His ability to create visual grandeur and ace it in his films is what makes Sanjay Leela Bhansali stand out in the crowd in Bollywood. The National award winning director has established himself as a someone whose ambitious projects — mostly larger than life — transports the audiences into another universe altogether.
His films and storytelling technique are not only aided by dialogues or characters, but also the grand settings and the use of colours in each of his films to take the stories forward. On the 58th birthday of Bhansali, who is making his next Gangubai Kathiawadi with Alia Bhatt, we take a look at his most noted works over the years.
Hum Dil De Chuke Sanam (1999)
A cinematic gem, the love story stars Aishwarya Rai Bachchan as Nandini, a young girl who’s torn between the love of her life, Sameer played by Salman Khan and the man she is married to Vanraj (Ajay Devgn). In the first half of the film the young and carefree love is symbolized by vibrant colours which then go on to become somber monotones in the second half depicting the mood of the characters in the film, something that only Bhansali could have thought of.
Termed as one of the grandest films in India cinema, the film based on a novel by Sarat Chandra Chattopadhyay was also India’s official entry to the Oscars that year. The filmmaker throughout the film has used rich, bridal tones of reds, greens, blues and golds for his to leading ladies played by Aishwarya Rai Bachchan as Paro and Madhuri Dixit Nene as the courtesan Chandramukhi. But opted to give Shah Rukh Khan graduating muted palettes depicting his slow self-destruction.
Rani Mukerji’s stellar performance as a deaf-and-blind woman, and her relationship with her teacher Debraj Sahai played effortlessly by Amitabh Bachchan was shown beautifully by Bhansali. Throughout the film, the filmmaker left his penchant for cheerful hues and opted for the color scheme of blacks, greys, blues and whites, so that it says everything that needs to be said about the world of his main character and her world. In some scenes the light and shadow also symbolises how the teacher is trying to bring his student to the world of knowledge.

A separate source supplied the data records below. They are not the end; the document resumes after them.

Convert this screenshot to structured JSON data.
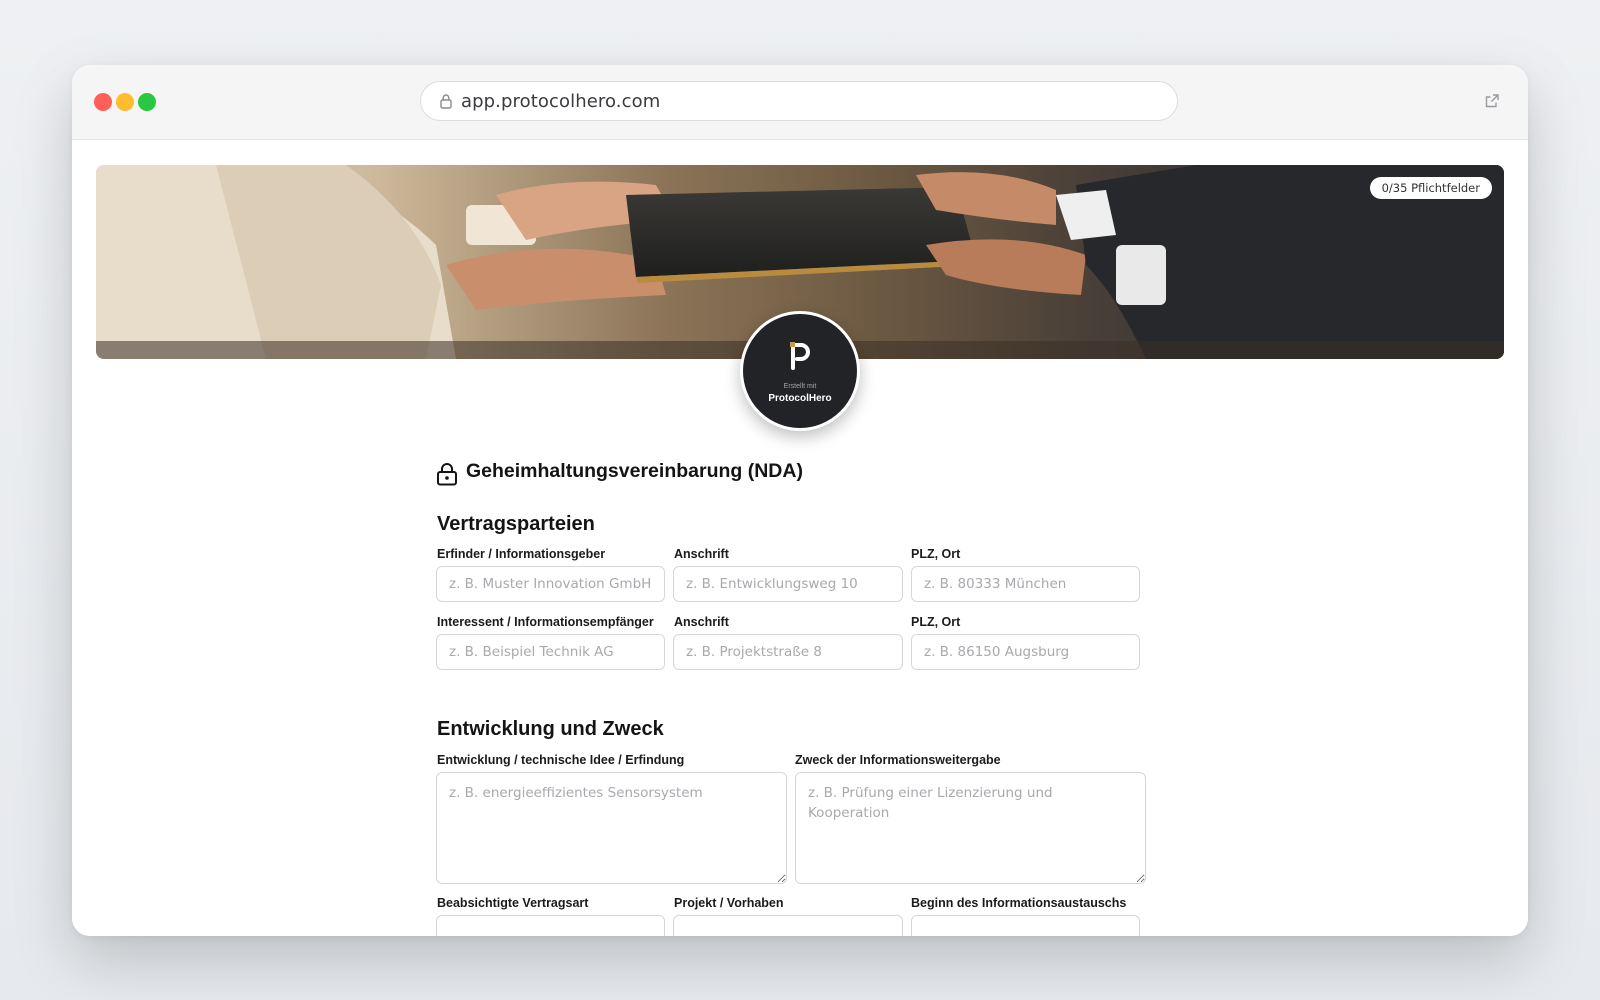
{
  "browser": {
    "url": "app.protocolhero.com"
  },
  "banner": {
    "required_badge": "0/35 Pflichtfelder"
  },
  "logo": {
    "caption": "Erstellt mit",
    "brand": "ProtocolHero"
  },
  "document": {
    "title": "Geheimhaltungsvereinbarung (NDA)"
  },
  "sections": {
    "parties": {
      "title": "Vertragsparteien",
      "discloser_label": "Erfinder / Informationsgeber",
      "discloser_placeholder": "z. B. Muster Innovation GmbH",
      "discloser_address_label": "Anschrift",
      "discloser_address_placeholder": "z. B. Entwicklungsweg 10",
      "discloser_city_label": "PLZ, Ort",
      "discloser_city_placeholder": "z. B. 80333 München",
      "recipient_label": "Interessent / Informationsempfänger",
      "recipient_placeholder": "z. B. Beispiel Technik AG",
      "recipient_address_label": "Anschrift",
      "recipient_address_placeholder": "z. B. Projektstraße 8",
      "recipient_city_label": "PLZ, Ort",
      "recipient_city_placeholder": "z. B. 86150 Augsburg"
    },
    "purpose": {
      "title": "Entwicklung und Zweck",
      "development_label": "Entwicklung / technische Idee / Erfindung",
      "development_placeholder": "z. B. energieeffizientes Sensorsystem",
      "purpose_label": "Zweck der Informationsweitergabe",
      "purpose_placeholder": "z. B. Prüfung einer Lizenzierung und Kooperation",
      "contract_type_label": "Beabsichtigte Vertragsart",
      "project_label": "Projekt / Vorhaben",
      "start_label": "Beginn des Informationsaustauschs"
    }
  },
  "colors": {
    "window_bg": "#ffffff",
    "titlebar_bg": "#f5f5f6",
    "traffic_red": "#fe5f57",
    "traffic_yellow": "#febc2e",
    "traffic_green": "#28c840",
    "logo_bg": "#222326",
    "input_border": "#d6d6da",
    "placeholder": "#a9a9ae"
  },
  "icons": {
    "url_lock": "lock-icon",
    "external": "external-link-icon",
    "title_lock": "lock-icon",
    "logo": "protocolhero-logo"
  }
}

The film may not have done well at the box office but it is best known as the debut project of Sonam K Ahuja and Ranbir Kapoor. However, the film is also remembered for its cinematography and is called one of the most visually appealing movies because of the grandiose. Bhansali, however, continued the sombre palette from his last film in here too. The story is a bit dark and gloomy which is further accentuated by the use of the colour blue throughout the film to drive home the theme.
Goliyon Ki Raasleela Ram-Leela (2013)
After his last three darker toned films, Bhansali returned to colour and how with this tragic love story with Deepika Padukone and Ranveer Singh. He did what he does best, bigger and better with a vibrant backdrop of rural, folksy Gujarat which was recreated in Mumbai. And the bright and bold hues did justice to the sizzling chemistry of his lead characters.
Bajirao Mastani (2015)
All that one could say about the film is how extravagant it is. The director went all out and big be it with the colour palette or the sets for this period love triangle saga starring Ranveer Singh, Priyanka Chopra Jonas and Deepika Padukone . The Aaina Mahal in the film was said to have been made using over 20,000 intricately designed mirrors handpicked from Jaipur and 13 chandeliers, everything to establish the regal aspect of the film.
Bhanslai is acutely aware of history of Indian cinemas and the rich history of the country and he took it a notch higher with this magnum opus. From elaborate sets to costumes, the film oozed richness. In terms of colours, while the scenes with Raja Ratan Singh and Padmavati feature happy and bright hues of saffron, red and whites to signify their marital bliss, it turns dark and somber when the Khilji comes on screen to establish his sinister side.